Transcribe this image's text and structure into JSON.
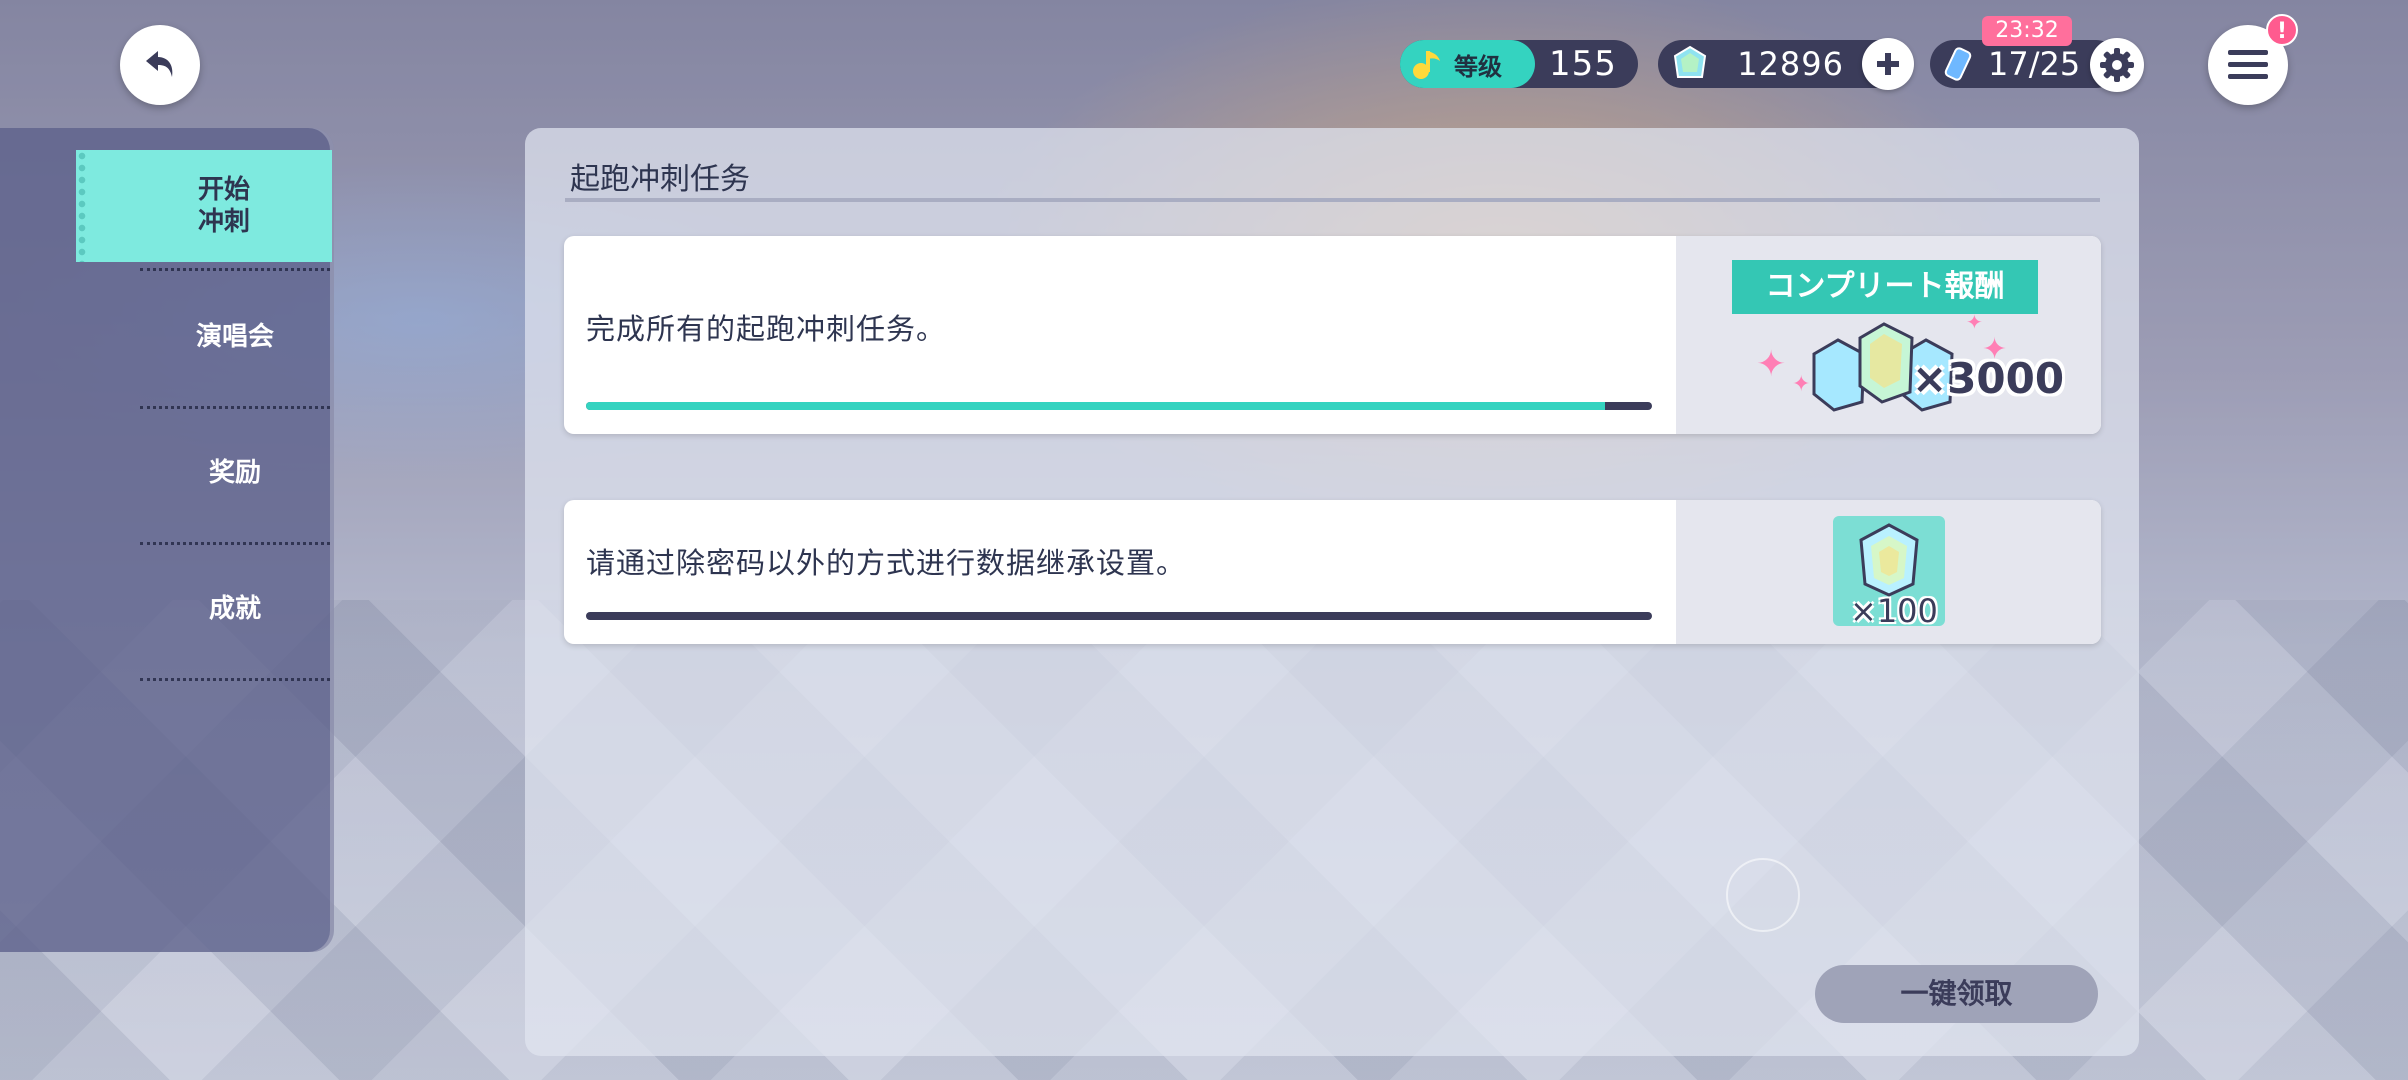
{
  "header": {
    "rank_label": "等级",
    "rank_value": "155",
    "gems_value": "12896",
    "stamina_value": "17/25",
    "stamina_time": "23:32",
    "menu_alert": "!"
  },
  "sidebar": {
    "items": [
      {
        "label": "开始\n冲刺",
        "active": true
      },
      {
        "label": "演唱会",
        "active": false
      },
      {
        "label": "奖励",
        "active": false
      },
      {
        "label": "成就",
        "active": false
      }
    ]
  },
  "main": {
    "title": "起跑冲刺任务",
    "missions": [
      {
        "description": "完成所有的起跑冲刺任务。",
        "progress": 0.956,
        "reward_banner": "コンプリート報酬",
        "reward_qty": "×3000"
      },
      {
        "description": "请通过除密码以外的方式进行数据继承设置。",
        "progress": 0,
        "reward_qty": "×100"
      }
    ],
    "claim_all_label": "一键领取"
  },
  "colors": {
    "accent": "#34d3c0",
    "dark": "#3b3c5a",
    "pink": "#ff6f9c"
  }
}
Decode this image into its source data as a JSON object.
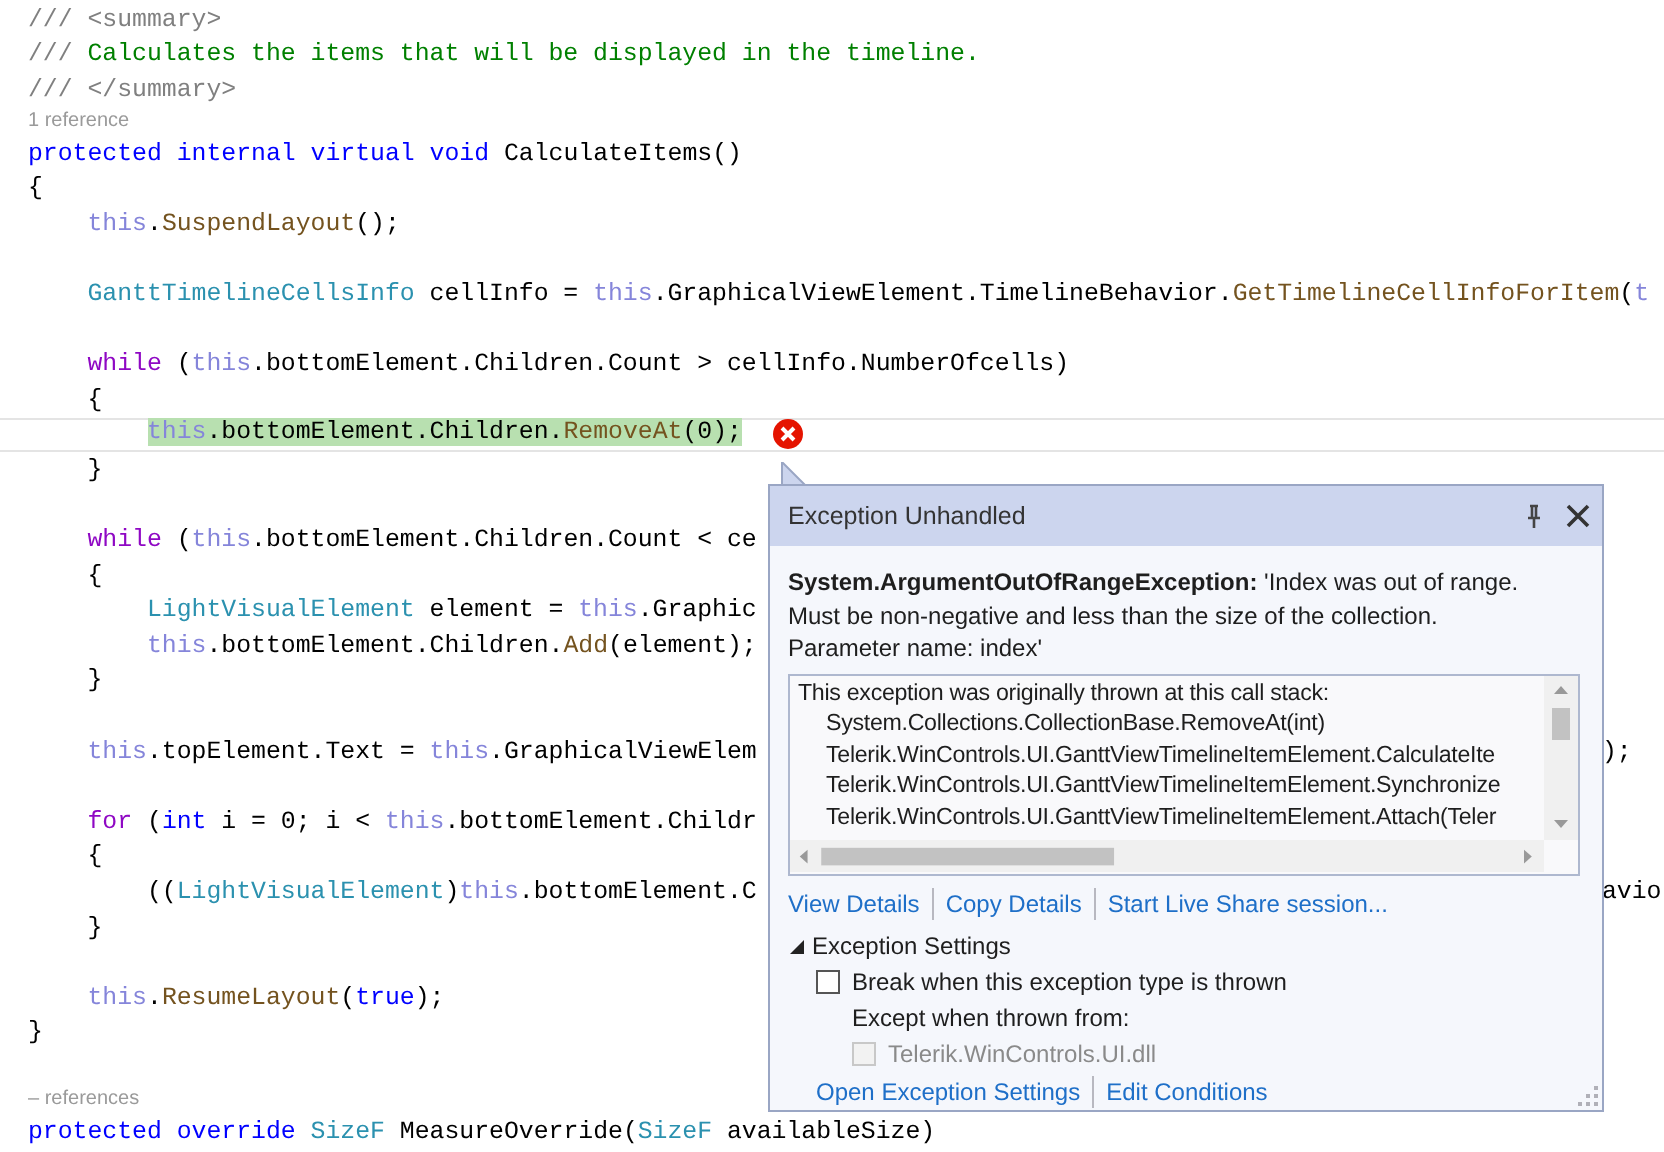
{
  "editor": {
    "lines": [
      {
        "kind": "code",
        "tokens": [
          {
            "kind": "doc",
            "text": "/// <summary>"
          }
        ]
      },
      {
        "kind": "code",
        "tokens": [
          {
            "kind": "doc",
            "text": "///"
          },
          {
            "kind": "comment",
            "text": " Calculates the items that will be displayed in the timeline."
          }
        ]
      },
      {
        "kind": "code",
        "tokens": [
          {
            "kind": "doc",
            "text": "/// </summary>"
          }
        ]
      },
      {
        "kind": "lens",
        "text": "1 reference"
      },
      {
        "kind": "code",
        "tokens": [
          {
            "kind": "keyword",
            "text": "protected"
          },
          {
            "kind": "keyword",
            "text": " internal"
          },
          {
            "kind": "keyword",
            "text": " virtual"
          },
          {
            "kind": "keyword",
            "text": " void"
          },
          {
            "kind": "plain",
            "text": " CalculateItems()"
          }
        ]
      },
      {
        "kind": "code",
        "tokens": [
          {
            "kind": "plain",
            "text": "{"
          }
        ]
      },
      {
        "kind": "code",
        "tokens": [
          {
            "kind": "this",
            "text": "    this"
          },
          {
            "kind": "plain",
            "text": "."
          },
          {
            "kind": "method",
            "text": "SuspendLayout"
          },
          {
            "kind": "plain",
            "text": "();"
          }
        ]
      },
      {
        "kind": "blank"
      },
      {
        "kind": "code",
        "tokens": [
          {
            "kind": "type",
            "text": "    GanttTimelineCellsInfo"
          },
          {
            "kind": "plain",
            "text": " cellInfo = "
          },
          {
            "kind": "this",
            "text": "this"
          },
          {
            "kind": "plain",
            "text": ".GraphicalViewElement.TimelineBehavior."
          },
          {
            "kind": "method",
            "text": "GetTimelineCellInfoForItem"
          },
          {
            "kind": "plain",
            "text": "("
          },
          {
            "kind": "this",
            "text": "t"
          }
        ]
      },
      {
        "kind": "blank"
      },
      {
        "kind": "code",
        "tokens": [
          {
            "kind": "control",
            "text": "    while"
          },
          {
            "kind": "plain",
            "text": " ("
          },
          {
            "kind": "this",
            "text": "this"
          },
          {
            "kind": "plain",
            "text": ".bottomElement.Children.Count > cellInfo.NumberOfcells)"
          }
        ]
      },
      {
        "kind": "code",
        "tokens": [
          {
            "kind": "plain",
            "text": "    {"
          }
        ]
      },
      {
        "kind": "code",
        "current": true,
        "highlighted": true,
        "error": true,
        "tokens": [
          {
            "kind": "this",
            "text": "        this"
          },
          {
            "kind": "plain",
            "text": ".bottomElement.Children."
          },
          {
            "kind": "method",
            "text": "RemoveAt"
          },
          {
            "kind": "plain",
            "text": "(0);"
          }
        ]
      },
      {
        "kind": "code",
        "tokens": [
          {
            "kind": "plain",
            "text": "    }"
          }
        ]
      },
      {
        "kind": "blank"
      },
      {
        "kind": "code",
        "tokens": [
          {
            "kind": "control",
            "text": "    while"
          },
          {
            "kind": "plain",
            "text": " ("
          },
          {
            "kind": "this",
            "text": "this"
          },
          {
            "kind": "plain",
            "text": ".bottomElement.Children.Count < ce"
          }
        ]
      },
      {
        "kind": "code",
        "tokens": [
          {
            "kind": "plain",
            "text": "    {"
          }
        ]
      },
      {
        "kind": "code",
        "tokens": [
          {
            "kind": "type",
            "text": "        LightVisualElement"
          },
          {
            "kind": "plain",
            "text": " element = "
          },
          {
            "kind": "this",
            "text": "this"
          },
          {
            "kind": "plain",
            "text": ".Graphic"
          }
        ]
      },
      {
        "kind": "code",
        "tokens": [
          {
            "kind": "this",
            "text": "        this"
          },
          {
            "kind": "plain",
            "text": ".bottomElement.Children."
          },
          {
            "kind": "method",
            "text": "Add"
          },
          {
            "kind": "plain",
            "text": "(element);"
          }
        ]
      },
      {
        "kind": "code",
        "tokens": [
          {
            "kind": "plain",
            "text": "    }"
          }
        ]
      },
      {
        "kind": "blank"
      },
      {
        "kind": "code",
        "tokens": [
          {
            "kind": "this",
            "text": "    this"
          },
          {
            "kind": "plain",
            "text": ".topElement.Text = "
          },
          {
            "kind": "this",
            "text": "this"
          },
          {
            "kind": "plain",
            "text": ".GraphicalViewElem"
          }
        ],
        "tail": ");"
      },
      {
        "kind": "blank"
      },
      {
        "kind": "code",
        "tokens": [
          {
            "kind": "control",
            "text": "    for"
          },
          {
            "kind": "plain",
            "text": " ("
          },
          {
            "kind": "keyword",
            "text": "int"
          },
          {
            "kind": "plain",
            "text": " i = 0; i < "
          },
          {
            "kind": "this",
            "text": "this"
          },
          {
            "kind": "plain",
            "text": ".bottomElement.Childr"
          }
        ]
      },
      {
        "kind": "code",
        "tokens": [
          {
            "kind": "plain",
            "text": "    {"
          }
        ]
      },
      {
        "kind": "code",
        "tokens": [
          {
            "kind": "plain",
            "text": "        (("
          },
          {
            "kind": "type",
            "text": "LightVisualElement"
          },
          {
            "kind": "plain",
            "text": ")"
          },
          {
            "kind": "this",
            "text": "this"
          },
          {
            "kind": "plain",
            "text": ".bottomElement.C"
          }
        ],
        "tail": "avio"
      },
      {
        "kind": "code",
        "tokens": [
          {
            "kind": "plain",
            "text": "    }"
          }
        ]
      },
      {
        "kind": "blank"
      },
      {
        "kind": "code",
        "tokens": [
          {
            "kind": "this",
            "text": "    this"
          },
          {
            "kind": "plain",
            "text": "."
          },
          {
            "kind": "method",
            "text": "ResumeLayout"
          },
          {
            "kind": "plain",
            "text": "("
          },
          {
            "kind": "keyword",
            "text": "true"
          },
          {
            "kind": "plain",
            "text": ");"
          }
        ]
      },
      {
        "kind": "code",
        "tokens": [
          {
            "kind": "plain",
            "text": "}"
          }
        ]
      },
      {
        "kind": "blank"
      },
      {
        "kind": "lens",
        "text": "– references"
      },
      {
        "kind": "code",
        "tokens": [
          {
            "kind": "keyword",
            "text": "protected"
          },
          {
            "kind": "keyword",
            "text": " override"
          },
          {
            "kind": "type",
            "text": " SizeF"
          },
          {
            "kind": "plain",
            "text": " MeasureOverride("
          },
          {
            "kind": "type",
            "text": "SizeF"
          },
          {
            "kind": "plain",
            "text": " availableSize)"
          }
        ]
      }
    ]
  },
  "exception_popup": {
    "title": "Exception Unhandled",
    "message": [
      "**System.ArgumentOutOfRangeException:** 'Index was out of range.",
      "Must be non-negative and less than the size of the collection.",
      "Parameter name: index'"
    ],
    "call_stack": {
      "heading": "This exception was originally thrown at this call stack:",
      "frames": [
        "System.Collections.CollectionBase.RemoveAt(int)",
        "Telerik.WinControls.UI.GanttViewTimelineItemElement.CalculateIte",
        "Telerik.WinControls.UI.GanttViewTimelineItemElement.Synchronize",
        "Telerik.WinControls.UI.GanttViewTimelineItemElement.Attach(Teler"
      ]
    },
    "links": [
      "View Details",
      "Copy Details",
      "Start Live Share session..."
    ],
    "settings": {
      "title": "Exception Settings",
      "expanded": true,
      "break_option": {
        "label": "Break when this exception type is thrown",
        "checked": false
      },
      "except_label": "Except when thrown from:",
      "module": {
        "label": "Telerik.WinControls.UI.dll",
        "checked": false,
        "disabled": true
      }
    },
    "bottom_links": [
      "Open Exception Settings",
      "Edit Conditions"
    ]
  }
}
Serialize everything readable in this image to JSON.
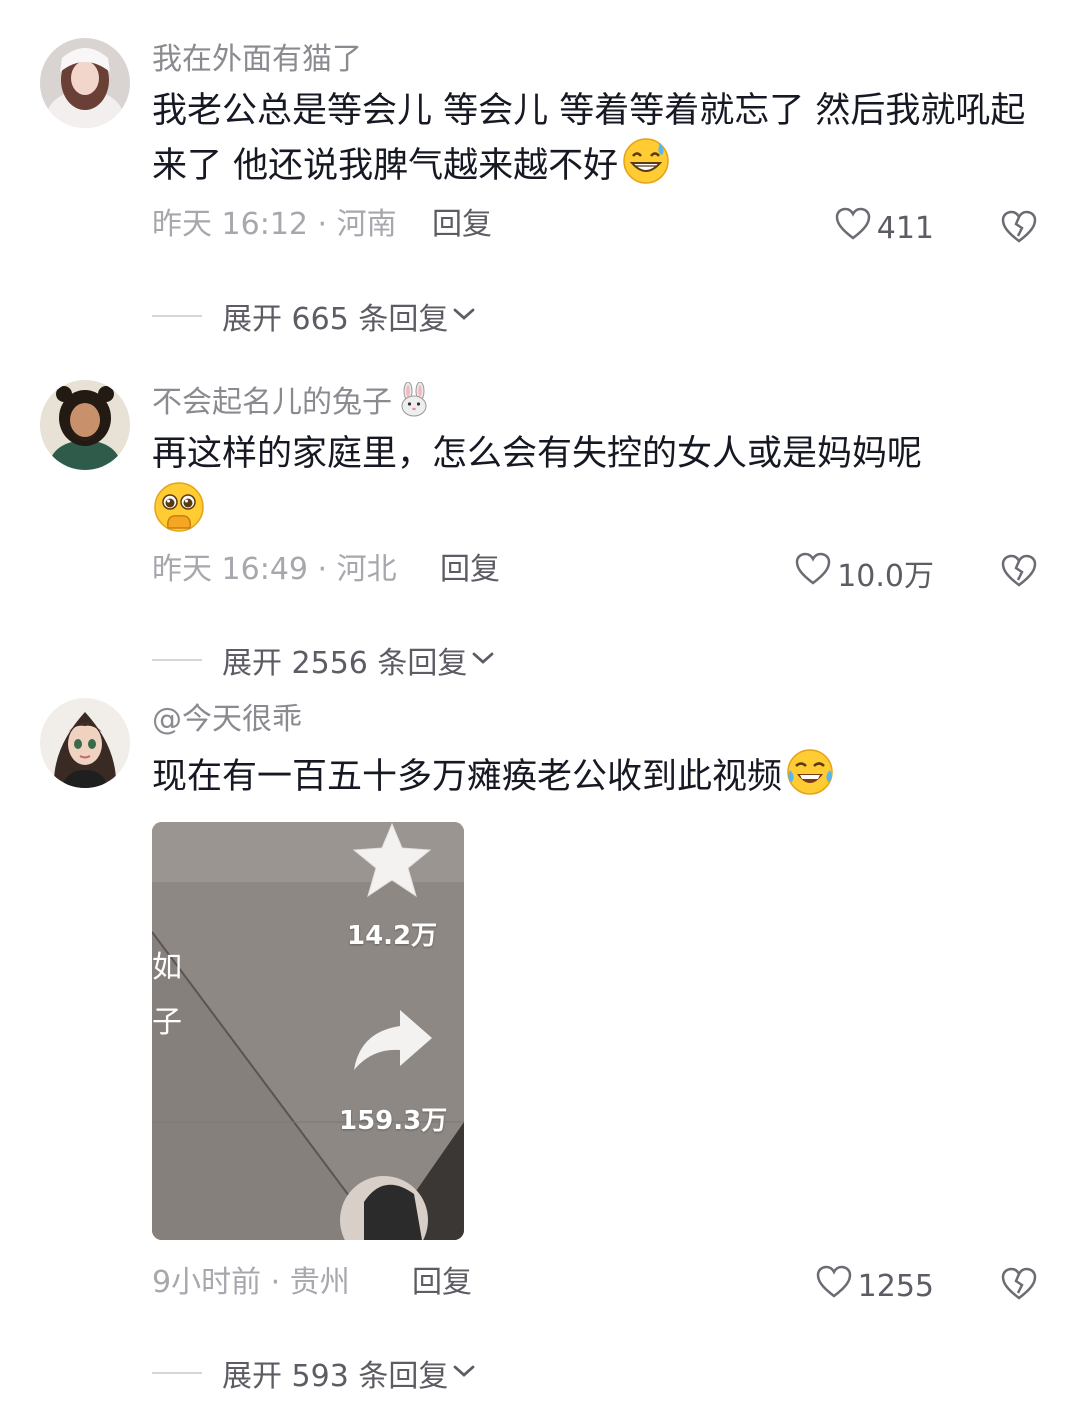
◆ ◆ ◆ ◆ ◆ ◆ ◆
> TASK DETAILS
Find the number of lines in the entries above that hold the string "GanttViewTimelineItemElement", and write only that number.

> EXPECTED ANSWER
3